• Hey so it looks like you're trying to use a truncated Perron formula --- have you checked the standard 'Perron formula with error term' that would e.g. appear in Montgomery-Vaughan? As for the weights, $\sum_{n\leq x+x^{3/4}} a_n\log((x+x^{3/4})/n) - \sum_{n\leq x} a_n\log(x/n) = (\sum_{n\leq x} a_n)\log(1+x^{-1/4}) + \sum_{x < n\leq x+x^{3/4}} a_n\log((x+x^{3/4})/n)$. The latter sum, if $|a_n|\ll 1$, is $\ll x^{1/2}$. The left-hand side, by hypothesis, was $x^{3/4} + O(x^{1/2})$. Thus (rearranging) $\sum_{n\leq x} a_n = x + O(x^{3/4})$. Hope I haven't made a mistake in the above! – alpoge Sep 26 '15 at 6:59

Put $A(x) =\sum_{n\le x} a_n$, and $B(x) =\sum_{n\le x} a_n\log x/n$. Then $$B(x) = \int_1^x A(t)\frac{dt}{t}.$$ So information about $A(x)$ readily translates to information about $B(x)$ and there is no loss since integration (which makes things smoother) is involved. But to pass from $B(x)$ to $A(x)$ we need to differentiate, and based on the situation this could be either impossible, or could involve some loss.
Suppose first that the $a_n$ are bounded. Then $$B(x+h) - B(x) = \int_{x}^{x+h} A(t) \frac{dt}{t} = (A(x)+O(h)) \log\frac{x+h}{x},$$ and choosing $h=x^{3/4}$ we obtain $A(x)=x+O(x^{\frac 34})$. This was noted in Alpoge's comment above, and also holds if the $a_n$ are given to be non-negative rather than bounded. However there is a loss in this argument and the $x^{3/4}$ error term cannot be improved, even for bounded non-negative $a_n$. Here is an example: Take $a_n=2$ if $n \in [m^4,(m^4+(m+1)^4)/2)$ for some integer $m$, and $a_n=0$ if $n\in ((m^4+(m+1)^4)/2,(m+1)^4)$. Then you can check that $B(x) = x +O(x^{\frac 12})$ holds, but no estimate sharper than $A(x) = x +O(x^{\frac 34})$ can hold.

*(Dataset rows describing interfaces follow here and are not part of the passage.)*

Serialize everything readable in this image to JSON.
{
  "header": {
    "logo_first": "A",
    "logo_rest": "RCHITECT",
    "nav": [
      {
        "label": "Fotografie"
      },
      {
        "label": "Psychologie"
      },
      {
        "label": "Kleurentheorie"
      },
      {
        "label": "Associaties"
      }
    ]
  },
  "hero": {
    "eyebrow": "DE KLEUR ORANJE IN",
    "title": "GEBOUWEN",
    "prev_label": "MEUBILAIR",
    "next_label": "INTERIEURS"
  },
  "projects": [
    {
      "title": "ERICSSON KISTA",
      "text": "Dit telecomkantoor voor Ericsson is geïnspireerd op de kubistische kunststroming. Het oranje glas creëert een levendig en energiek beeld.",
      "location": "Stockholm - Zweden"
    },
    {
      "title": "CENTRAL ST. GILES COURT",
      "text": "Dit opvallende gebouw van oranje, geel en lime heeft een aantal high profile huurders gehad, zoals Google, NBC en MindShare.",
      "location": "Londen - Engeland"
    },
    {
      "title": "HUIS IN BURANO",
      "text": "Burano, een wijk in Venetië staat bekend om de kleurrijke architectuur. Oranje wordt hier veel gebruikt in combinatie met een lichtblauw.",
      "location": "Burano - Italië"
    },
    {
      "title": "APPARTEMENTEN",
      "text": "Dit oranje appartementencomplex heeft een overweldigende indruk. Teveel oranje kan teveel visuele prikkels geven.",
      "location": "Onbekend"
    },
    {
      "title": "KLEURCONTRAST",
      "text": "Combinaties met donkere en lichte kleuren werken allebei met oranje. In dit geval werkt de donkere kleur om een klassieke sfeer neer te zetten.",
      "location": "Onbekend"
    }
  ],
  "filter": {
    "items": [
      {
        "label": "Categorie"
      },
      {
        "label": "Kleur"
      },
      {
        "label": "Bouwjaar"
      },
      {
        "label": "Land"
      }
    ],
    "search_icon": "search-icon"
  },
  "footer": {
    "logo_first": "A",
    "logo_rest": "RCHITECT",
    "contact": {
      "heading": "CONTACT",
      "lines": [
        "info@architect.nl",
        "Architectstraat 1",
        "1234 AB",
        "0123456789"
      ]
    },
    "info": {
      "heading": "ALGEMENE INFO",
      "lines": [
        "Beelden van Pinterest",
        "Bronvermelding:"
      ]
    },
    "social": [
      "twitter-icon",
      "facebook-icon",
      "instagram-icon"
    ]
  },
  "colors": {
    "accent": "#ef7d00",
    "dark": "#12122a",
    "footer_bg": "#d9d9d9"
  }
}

Finally without some restrictions on $a_n$, one can say nothing at all. For example, take $a_n=1+ (-1)^n n$. Then you can check that $A(n)$ alternates between about $n/2$ and about $3n/2$, whereas $B(n)$ is very close to $n$.